Each May is National Stroke Awareness Month, designed to increase awareness on the 800,000 strokes that occur in the USA each year. A stroke is caused when there is a blockage in the blood flow to the brain, or when a blood vessel in that area bursts, and while many may think that only the elderly are affected, strokes occur in people of all ages. While some may come out of a stroke relatively unscathed, the most likely outcome is that stroke victims will experience serious and life-changing complications, all of which could possibly have been avoided by simply knowing the signs in advance.
Main Stroke Symptoms
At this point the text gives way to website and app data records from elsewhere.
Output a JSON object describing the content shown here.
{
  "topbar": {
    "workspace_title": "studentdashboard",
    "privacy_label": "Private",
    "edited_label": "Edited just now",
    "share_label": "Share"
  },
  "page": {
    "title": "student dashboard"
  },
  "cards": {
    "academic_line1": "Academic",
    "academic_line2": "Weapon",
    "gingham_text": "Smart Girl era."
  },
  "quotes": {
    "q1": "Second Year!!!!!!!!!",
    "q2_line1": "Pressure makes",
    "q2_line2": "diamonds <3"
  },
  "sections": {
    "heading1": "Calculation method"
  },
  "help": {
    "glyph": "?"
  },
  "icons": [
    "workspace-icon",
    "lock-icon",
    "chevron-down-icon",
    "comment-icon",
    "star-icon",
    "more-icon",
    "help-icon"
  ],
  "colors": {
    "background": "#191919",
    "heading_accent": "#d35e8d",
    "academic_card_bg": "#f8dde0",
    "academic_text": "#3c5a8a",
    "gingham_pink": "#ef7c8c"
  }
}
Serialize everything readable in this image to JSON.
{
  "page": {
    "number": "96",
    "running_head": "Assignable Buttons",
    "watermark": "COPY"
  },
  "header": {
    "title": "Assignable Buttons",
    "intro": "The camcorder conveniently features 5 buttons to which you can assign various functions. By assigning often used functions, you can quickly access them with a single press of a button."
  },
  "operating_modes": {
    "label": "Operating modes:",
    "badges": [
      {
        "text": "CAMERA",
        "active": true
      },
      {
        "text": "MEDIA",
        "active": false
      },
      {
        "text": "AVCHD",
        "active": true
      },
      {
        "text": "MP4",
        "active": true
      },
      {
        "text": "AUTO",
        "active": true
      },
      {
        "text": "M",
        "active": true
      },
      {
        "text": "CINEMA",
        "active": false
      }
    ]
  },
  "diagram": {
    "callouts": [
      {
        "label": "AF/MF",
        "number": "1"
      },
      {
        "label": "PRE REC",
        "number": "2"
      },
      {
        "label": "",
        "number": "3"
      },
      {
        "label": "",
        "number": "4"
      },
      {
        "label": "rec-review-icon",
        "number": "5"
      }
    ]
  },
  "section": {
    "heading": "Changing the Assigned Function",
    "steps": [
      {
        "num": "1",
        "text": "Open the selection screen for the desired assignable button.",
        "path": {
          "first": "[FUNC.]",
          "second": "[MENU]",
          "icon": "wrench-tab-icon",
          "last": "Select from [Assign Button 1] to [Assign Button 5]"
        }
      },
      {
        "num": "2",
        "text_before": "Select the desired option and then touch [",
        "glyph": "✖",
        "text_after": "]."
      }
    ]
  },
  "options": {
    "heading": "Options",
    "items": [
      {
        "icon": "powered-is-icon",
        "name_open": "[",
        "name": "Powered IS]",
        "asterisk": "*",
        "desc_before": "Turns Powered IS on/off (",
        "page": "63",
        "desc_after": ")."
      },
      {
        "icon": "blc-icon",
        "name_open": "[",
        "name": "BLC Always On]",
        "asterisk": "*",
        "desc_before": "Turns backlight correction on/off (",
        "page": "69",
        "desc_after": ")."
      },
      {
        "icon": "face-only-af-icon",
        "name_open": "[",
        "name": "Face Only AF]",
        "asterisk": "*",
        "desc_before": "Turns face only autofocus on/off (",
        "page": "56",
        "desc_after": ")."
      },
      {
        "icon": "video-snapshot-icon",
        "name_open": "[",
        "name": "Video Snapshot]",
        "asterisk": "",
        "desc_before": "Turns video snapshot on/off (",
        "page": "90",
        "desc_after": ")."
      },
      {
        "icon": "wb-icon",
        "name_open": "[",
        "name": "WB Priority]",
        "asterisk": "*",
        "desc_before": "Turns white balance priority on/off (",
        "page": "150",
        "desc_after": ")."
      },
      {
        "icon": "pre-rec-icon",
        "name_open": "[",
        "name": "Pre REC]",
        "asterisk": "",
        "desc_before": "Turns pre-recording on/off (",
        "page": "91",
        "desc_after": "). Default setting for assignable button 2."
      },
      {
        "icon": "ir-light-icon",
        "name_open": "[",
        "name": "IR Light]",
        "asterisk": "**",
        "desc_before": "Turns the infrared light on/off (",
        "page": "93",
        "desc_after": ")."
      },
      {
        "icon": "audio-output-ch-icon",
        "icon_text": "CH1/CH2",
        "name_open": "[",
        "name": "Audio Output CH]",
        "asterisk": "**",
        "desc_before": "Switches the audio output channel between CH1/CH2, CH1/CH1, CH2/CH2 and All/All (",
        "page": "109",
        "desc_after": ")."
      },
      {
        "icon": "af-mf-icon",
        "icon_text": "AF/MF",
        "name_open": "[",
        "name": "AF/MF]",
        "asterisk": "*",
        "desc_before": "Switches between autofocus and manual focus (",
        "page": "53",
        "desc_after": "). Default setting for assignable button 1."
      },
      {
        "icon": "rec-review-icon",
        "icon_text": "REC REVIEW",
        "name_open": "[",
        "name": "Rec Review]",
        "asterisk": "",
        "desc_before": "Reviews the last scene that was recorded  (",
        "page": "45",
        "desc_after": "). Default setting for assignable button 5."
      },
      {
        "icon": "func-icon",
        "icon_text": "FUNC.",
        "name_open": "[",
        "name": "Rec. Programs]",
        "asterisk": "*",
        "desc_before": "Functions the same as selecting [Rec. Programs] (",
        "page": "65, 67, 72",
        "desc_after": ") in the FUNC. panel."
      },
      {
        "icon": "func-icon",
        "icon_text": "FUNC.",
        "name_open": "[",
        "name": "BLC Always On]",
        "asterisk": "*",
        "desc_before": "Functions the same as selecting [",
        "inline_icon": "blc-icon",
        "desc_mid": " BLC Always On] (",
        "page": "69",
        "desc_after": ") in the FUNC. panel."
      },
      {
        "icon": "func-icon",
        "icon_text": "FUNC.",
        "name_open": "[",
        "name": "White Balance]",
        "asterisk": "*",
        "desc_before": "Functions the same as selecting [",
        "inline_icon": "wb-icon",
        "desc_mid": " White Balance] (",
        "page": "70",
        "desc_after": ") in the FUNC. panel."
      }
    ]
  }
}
Depending on the specific area of the brain that has been affected by the stroke, the symptoms can drastically vary from person to person, with the extent of the damage also having an effect on this. The face is often affected by a stroke, dropping on one side, with the patient not being able to smile. They may also experience weakness or even numbness in one or both arms, and will be unable to lift and hold them up. While the patient may seem to be awake, they may not be able to speak, or, if they can, the speech might be severely slurred. If you have noticed any of these symptoms, then immediate medical attention is necessary, as time is now of the essence, and the quicker that they can be seen by a doctor, the less damage is likely to be done.
Other signs of a stroke include sudden loss of vision, dizziness, confusion, difficulty with balance, difficulty in understanding what others are saying, trouble swallowing, and a sudden and severe headache that causes an extreme blinding pain. Although these symptoms can also be linked to a large number of other conditions and may not have been caused by a stroke, they still warrant a visit to a doctor.
Otherwise known as a transient ischemic attack, mini strokes have the same symptoms as a full stroke, but will usually only last for a few minutes, or a few hours at the most. While the symptoms may quickly improve, mini strokes are a warning sign that there is something wrong with the flow of blood to your brain, and should never be ignored, especially as this means that you are at much higher risk of having a full stroke in the future.
When dealing with strokes, it is absolutely crucial to seek immediate medical attention in order to not only prevent permanent disability, but also death. Of course, prevention is always better than cure, and there are a number of different lifestyle changes that you can make to lower your chances of experiencing a stroke. From eating a healthy diet to minimizing your intake of alcohol and cigarettes to keeping diabetes and blood pressure under control, there are many steps that you can take to ensure that your body is able to live a healthy, long and happy life. Use this National Stroke Awareness month as an opportunity to learn more about the condition, educating yourself and others on the signs of a stroke, as well as the methods of prevention.